Liz published this at 9:26 am
One GIANT Flow Chart
It was an interview with the Chairman of the Board of a publishing company. We had just taken a break. I came back from stretching my legs to find six 4ft. x 8ft. foam core boards that made one GIANT flow chart, supposedly outlining the publishing process in complete and total detail.
I thought, “Ohmygod. They’re one of those kinds of companies.”
He said, “So, what do you think of that?”
I said, “I believe it was very useful for the folks who put it together.”
I usually think of work situations like I would a dating relationship You don’t date a guy thinking you’ll change him. That I took this job thinking I could change this company was just wrong.
The thing about a complex process is that it never works the same way two times in a row. Only assembly lines get processes designed one time. In complex processes factors occur which cause change, and the process has to allow for them. Those 6 foam core sheets were never used once they were made.
A Complex Process
It’s been a while since I described Part 1-Process Models. Were you wondering whether I would get to Part2? I took my time getting here because, designing a process that works is fairly easy compared to writing how to do it. But I’ve finally got it down to a few easy rules.
Let’s start with the definition. By a complex process, I mean one that involves more than one person and more than one line of action. Several people and several things are going on at the same time. Different things have to happen in different times and with different goals.
I’m waiting on your outputs because they are my inputs, which you might then be waiting on because you need them back again. Each of those circumstances makes the process exponentially more complex and also more stressful.
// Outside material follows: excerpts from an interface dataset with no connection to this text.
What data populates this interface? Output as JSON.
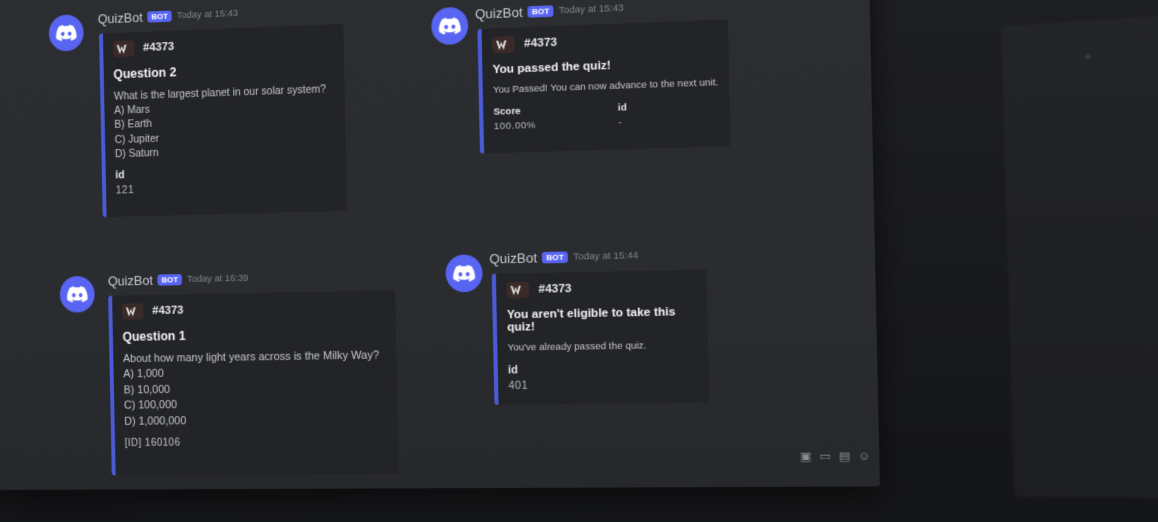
{
  "messages": [
    {
      "username": "QuizBot",
      "bot_tag": "BOT",
      "timestamp": "Today at 15:43",
      "embed": {
        "author": "#4373",
        "title": "Question 2",
        "description": [
          "What is the largest planet in our solar system?",
          "A) Mars",
          "B) Earth",
          "C) Jupiter",
          "D) Saturn"
        ],
        "field_name": "id",
        "field_value": "121"
      }
    },
    {
      "username": "QuizBot",
      "bot_tag": "BOT",
      "timestamp": "Today at 15:43",
      "embed": {
        "author": "#4373",
        "title": "You passed the quiz!",
        "description": "You Passed! You can now advance to the next unit.",
        "fields": [
          {
            "name": "Score",
            "value": "100.00%"
          },
          {
            "name": "id",
            "value": "-"
          }
        ]
      }
    },
    {
      "username": "QuizBot",
      "bot_tag": "BOT",
      "timestamp": "Today at 16:39",
      "embed": {
        "author": "#4373",
        "title": "Question 1",
        "description": [
          "About how many light years across is the Milky Way?",
          "A) 1,000",
          "B) 10,000",
          "C) 100,000",
          "D) 1,000,000"
        ],
        "footer_value": "[ID] 160106"
      }
    },
    {
      "username": "QuizBot",
      "bot_tag": "BOT",
      "timestamp": "Today at 15:44",
      "embed": {
        "author": "#4373",
        "title": "You aren't eligible to take this quiz!",
        "description": "You've already passed the quiz.",
        "field_name": "id",
        "field_value": "401"
      }
    }
  ],
  "icons": {
    "avatar": "discord-logo-icon",
    "toolbar": [
      "gift-icon",
      "gif-icon",
      "sticker-icon",
      "emoji-icon"
    ]
  },
  "colors": {
    "accent": "#5865f2",
    "embed_border": "#4b5bd6",
    "background": "#2b2d31"
  }
}
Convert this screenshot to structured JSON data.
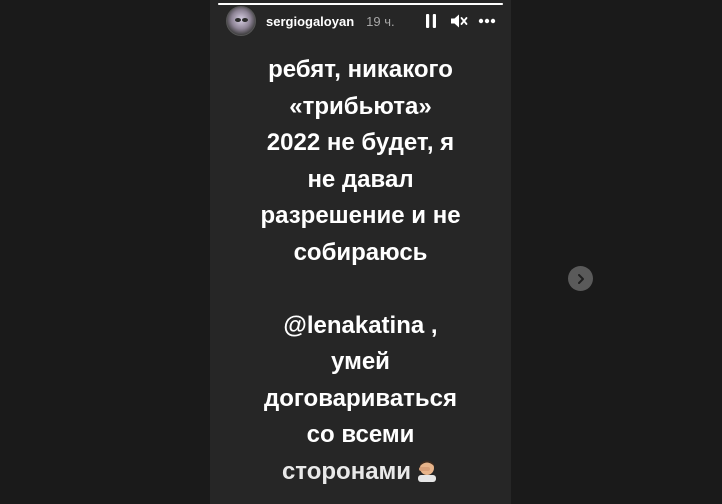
{
  "header": {
    "username": "sergiogaloyan",
    "timestamp": "19 ч."
  },
  "progress": {
    "fraction": 1.0
  },
  "icons": {
    "pause": "pause-icon",
    "mute": "volume-muted-icon",
    "more": "more-options-icon",
    "next": "chevron-right-icon",
    "emoji": "man-facepalming-emoji"
  },
  "story": {
    "line1": "ребят, никакого",
    "line2": "«трибьюта»",
    "line3": "2022 не будет, я",
    "line4": "не давал",
    "line5": "разрешение и не",
    "line6": "собираюсь",
    "mention": "@lenakatina",
    "mention_suffix": " ,",
    "line8": "умей",
    "line9": "договариваться",
    "line10": "со всеми",
    "line11": "сторонами"
  },
  "colors": {
    "background": "#1a1a1a",
    "card": "#262626",
    "text": "#ffffff",
    "muted": "#a8a8a8"
  }
}
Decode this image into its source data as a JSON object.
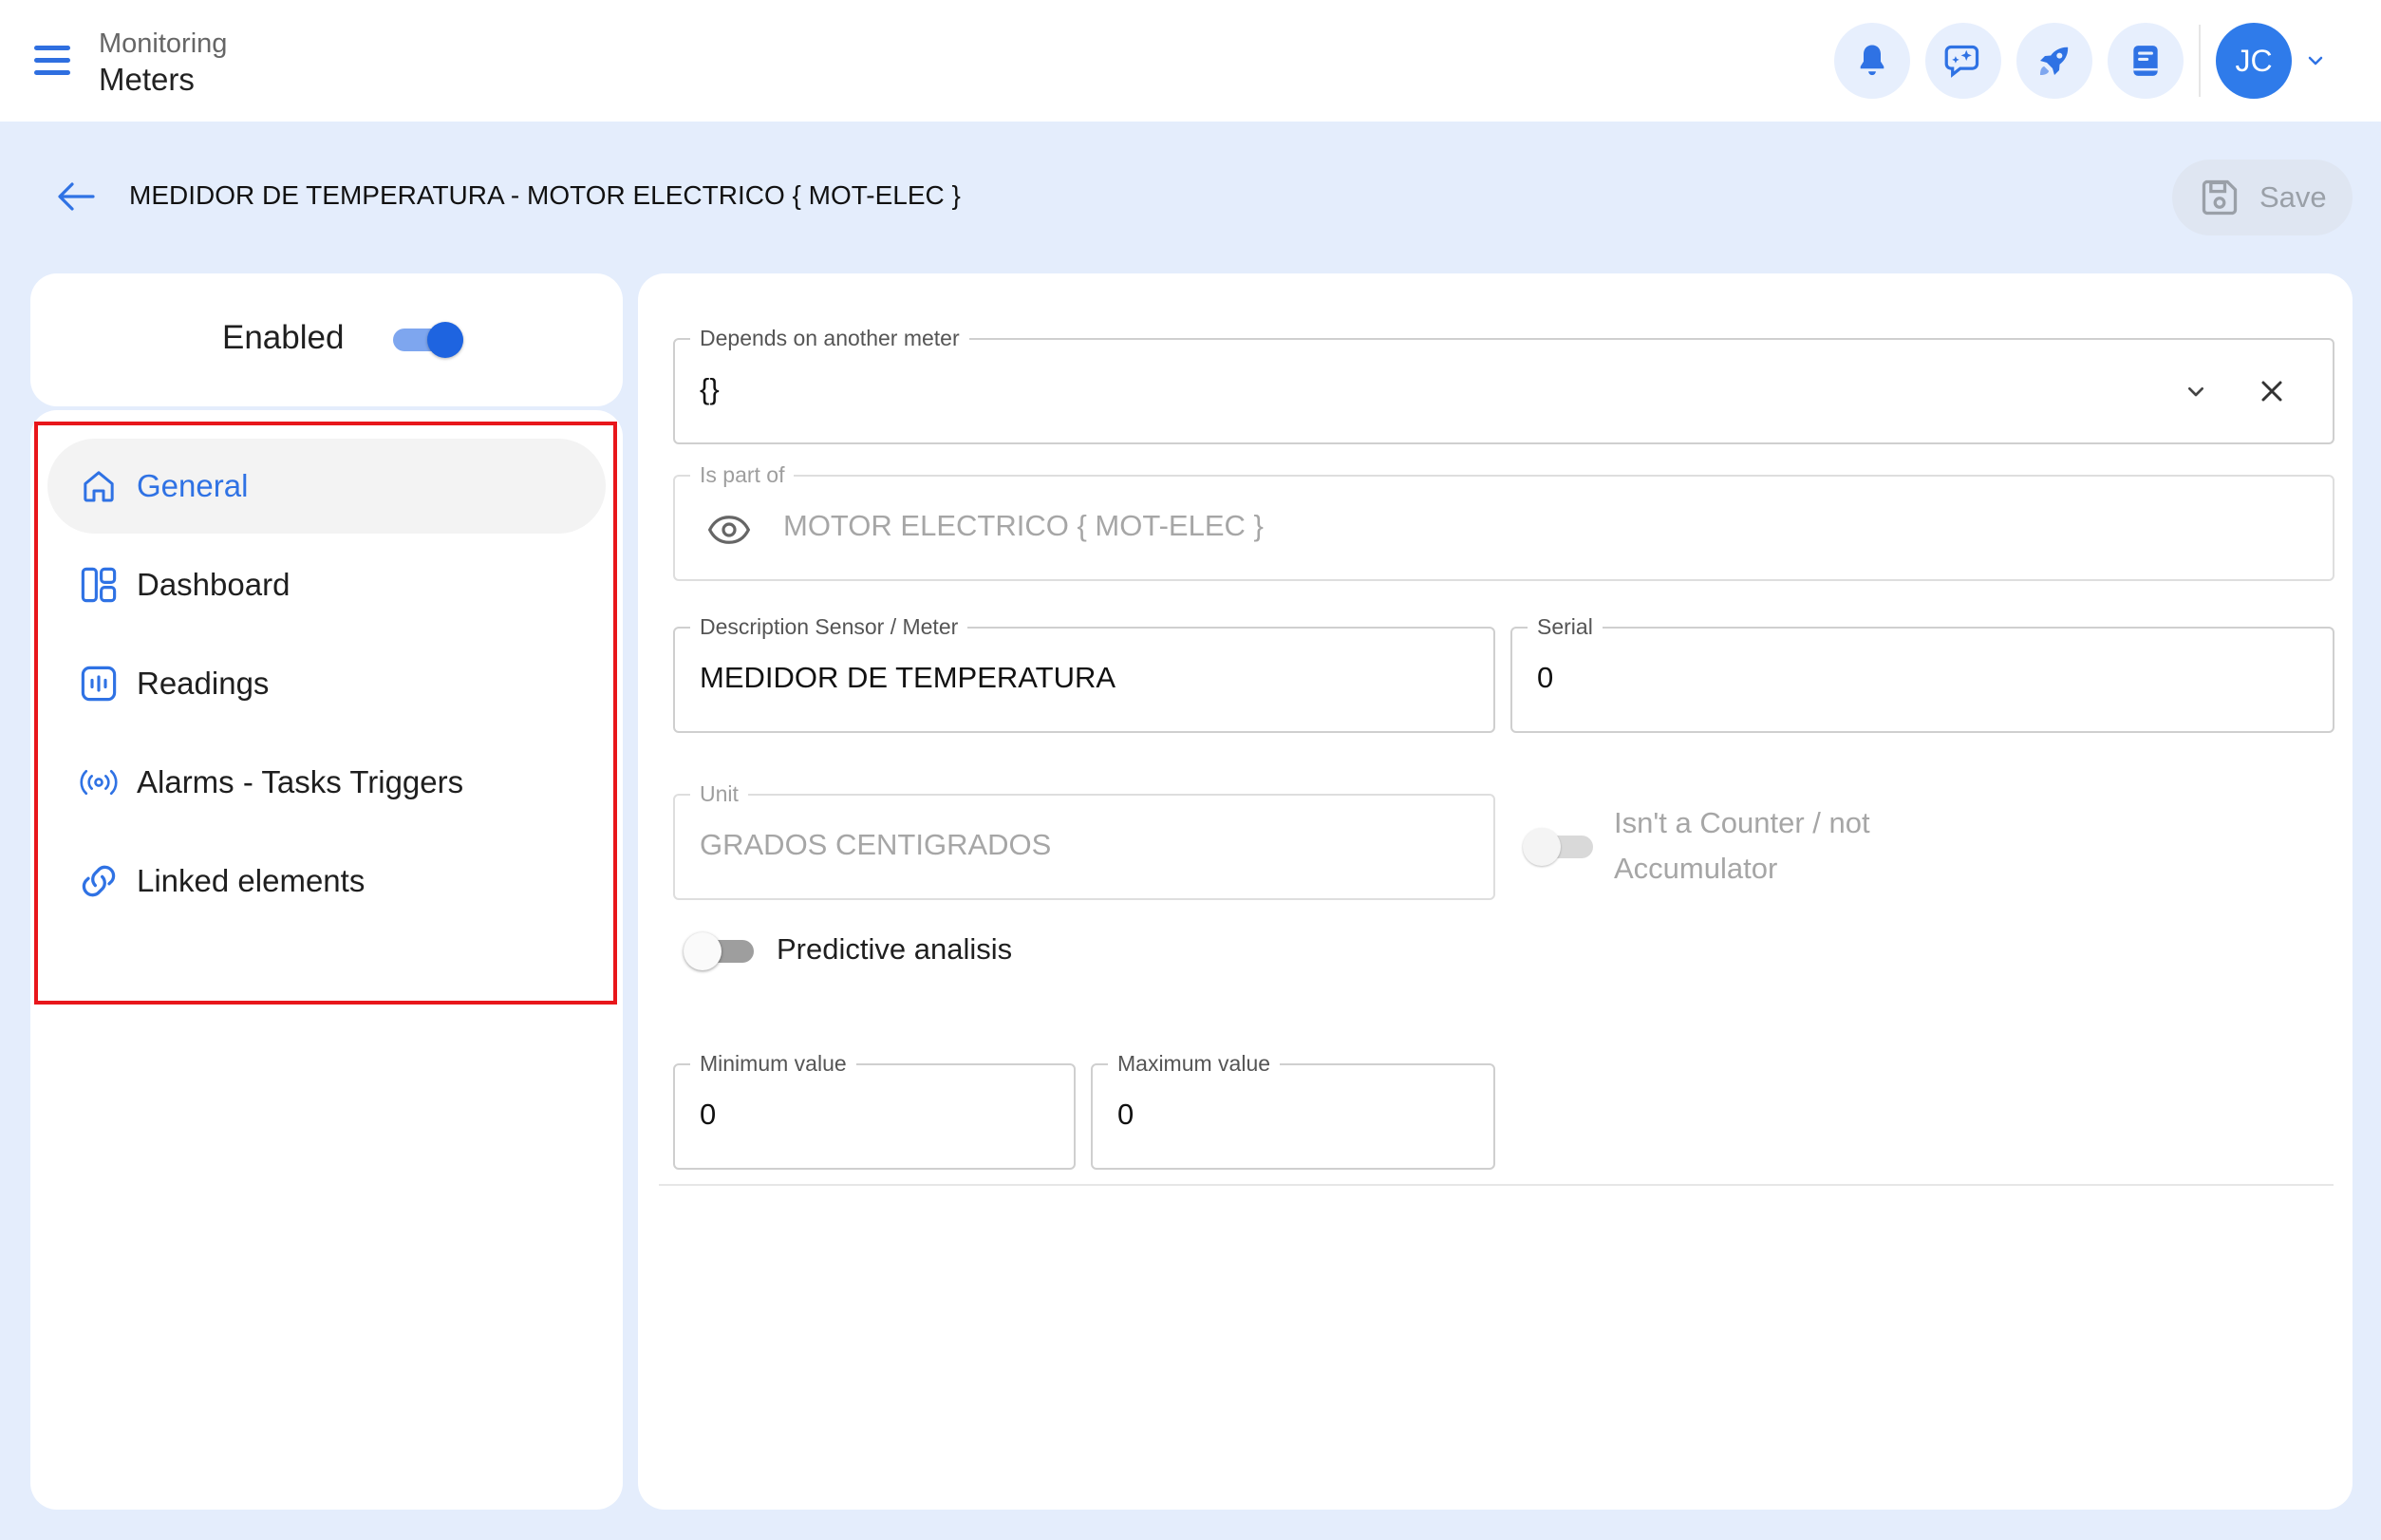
{
  "topbar": {
    "breadcrumb_parent": "Monitoring",
    "breadcrumb_current": "Meters",
    "actions": [
      "bell-icon",
      "chat-sparkle-icon",
      "rocket-icon",
      "book-icon"
    ],
    "user_initials": "JC"
  },
  "header": {
    "title": "MEDIDOR DE TEMPERATURA - MOTOR ELECTRICO { MOT-ELEC }",
    "save_label": "Save"
  },
  "status": {
    "enabled_label": "Enabled",
    "enabled": true
  },
  "nav": {
    "items": [
      {
        "label": "General",
        "icon": "home-icon",
        "active": true
      },
      {
        "label": "Dashboard",
        "icon": "dashboard-icon",
        "active": false
      },
      {
        "label": "Readings",
        "icon": "readings-icon",
        "active": false
      },
      {
        "label": "Alarms - Tasks Triggers",
        "icon": "broadcast-icon",
        "active": false
      },
      {
        "label": "Linked elements",
        "icon": "link-icon",
        "active": false
      }
    ]
  },
  "form": {
    "depends_on": {
      "label": "Depends on another meter",
      "value": "{}"
    },
    "part_of": {
      "label": "Is part of",
      "value": "MOTOR ELECTRICO { MOT-ELEC }"
    },
    "description": {
      "label": "Description Sensor / Meter",
      "value": "MEDIDOR DE TEMPERATURA"
    },
    "serial": {
      "label": "Serial",
      "value": "0"
    },
    "unit": {
      "label": "Unit",
      "value": "GRADOS CENTIGRADOS"
    },
    "not_counter": {
      "label_line1": "Isn't a Counter / not",
      "label_line2": "Accumulator",
      "enabled": false
    },
    "predictive": {
      "label": "Predictive analisis",
      "enabled": false
    },
    "min_value": {
      "label": "Minimum value",
      "value": "0"
    },
    "max_value": {
      "label": "Maximum value",
      "value": "0"
    }
  },
  "colors": {
    "accent": "#2f72e4",
    "background": "#e4edfc",
    "highlight_border": "#e8161b"
  }
}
Which is good cause for wanting to design a process that works really well.
A Few Easy Rules
Publishing has all of the complicating factors of organizational process. Every book published is different from the book that came before. That means that the process needs to be reconsidered and re-invented every time a book is made. Here are the few easy rules I’ve learned that work really well.
- There must be a leader who has done this before.
- The big picture, global thinkers decide on the flow of the work.
- They do that by talking through the way the work will go.
- That discussion is best done with as few people as possible, but with all phases of the process represented — one person can speak for more than one part. The detail people should not be present at this discussion.
- When the process is defined, the big picture people present it to the detail folks who will participate in the process.
- The detail folks ask questions to challenge the process, to find every chink in the process they possibly can. In essence, they are there to test the thinking.
- When that discussion is complete, the process will stand as a working plan.
- The entire group should agree that this is the process, until it isn’t working, at which time, the group will meet again to adjust the plan.
All processes need the flexilibity to change for the introduction of new information. If the number of people in the process changes by 10% more or less, it’s time to rethink the process again. The same holds true if the timeline changes significantly.
Process is a fluid thing. It moves just as people do. Trying to draw up and frame steps rigidly on foam core is a nice way to learn the steps of a business work in theory, but not how they function efficiently in real life.
Mental flexibility, mental fluency, strategic deep thinking, process skills are all critical ways of using our minds to move with the times, to be as dynamic as the information is in this age where information flies.
Even when you work alone, you use process and process thinking. How can you use these rules to promote your brand and your business? Imagine how you can use this to help your clients plan.
–ME “Liz” Strauss